I watched Behind the Curve (2018), a documentary about the Flat Earth movement. In the beginning, Mark Sargent says (I paraphrase), “I know the Earth is not round because I can see Seattle from here [Whidbey Island].”
If I knew the distance from the Space Needle to Sargent’s house, the altitude of that house and the altitude of the lowest part of the Space Needle visible from there, I could put an upper bound on the curvature.
In MacBSD, the command cal 9 1752 shows the shortening of that month in the British Empire. If I reinstall MacOS and choose Italian as its default language, will the shift show up instead in October 1582?
Each month shall have 30 days, except within a lune spanning 157°15′57″ (5.242199 × 30°) of longitude, wherein the month shall be extended by one day which shall not affect the cycle of the week.
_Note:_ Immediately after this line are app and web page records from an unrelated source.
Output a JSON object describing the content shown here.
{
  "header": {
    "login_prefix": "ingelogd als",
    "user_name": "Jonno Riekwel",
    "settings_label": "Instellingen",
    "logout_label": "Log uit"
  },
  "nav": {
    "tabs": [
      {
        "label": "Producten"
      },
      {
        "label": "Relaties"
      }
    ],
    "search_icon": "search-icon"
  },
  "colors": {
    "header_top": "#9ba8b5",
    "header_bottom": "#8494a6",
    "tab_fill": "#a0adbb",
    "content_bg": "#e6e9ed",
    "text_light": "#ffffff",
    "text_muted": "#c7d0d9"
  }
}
The lune so affected shall shift westward(?) each month by its own width. The phase of the lune shall be such that, in every longitude, the northward equinox shall fall on the last day of March. (During a transition of roughly two years, each month shall have 30 days without leaps, to shift the equinox from March 21 to March 30/31.)
Somewhere or other I recently mentioned having heard that, because the Gregorian calendar cycle of 400 years is a multiple of 7 days, the 13th of the month is not evenly distributed and falls more often on Friday than on any other day of the week; but I had not done the math myself and did not have the numbers. Now I’ve done it but can’t remember where to post the followup!
Average illumination near the Moon’s south pole, showing which crater floors never (or almost never) see sunlight. Unfortunately the text doesn’t quantify what the whitest pixel means, i.e., how much time the most-illuminated point spends in shadow.
Wobbling time exposure of Regulus and Mars, showing ‘twinkle’ in a novel way.
If one has the luxury of designing a calendar from scratch, it might be good to put leap day at aphelion, where its angular value is least.
Dan Alderson once made a map of nearby stars by mounting little colored spheres on threads strung between holes in two sheets of heavy clear plastic.
It occurs to me that, taking the stars in pairs, he could use half as many threads; each would be oblique and therefore longer, but none would be twice as long as the straight threads.
Such a design would be error-prone in execution, and thread is cheap. But I think Dan would chuckle at the suggestion.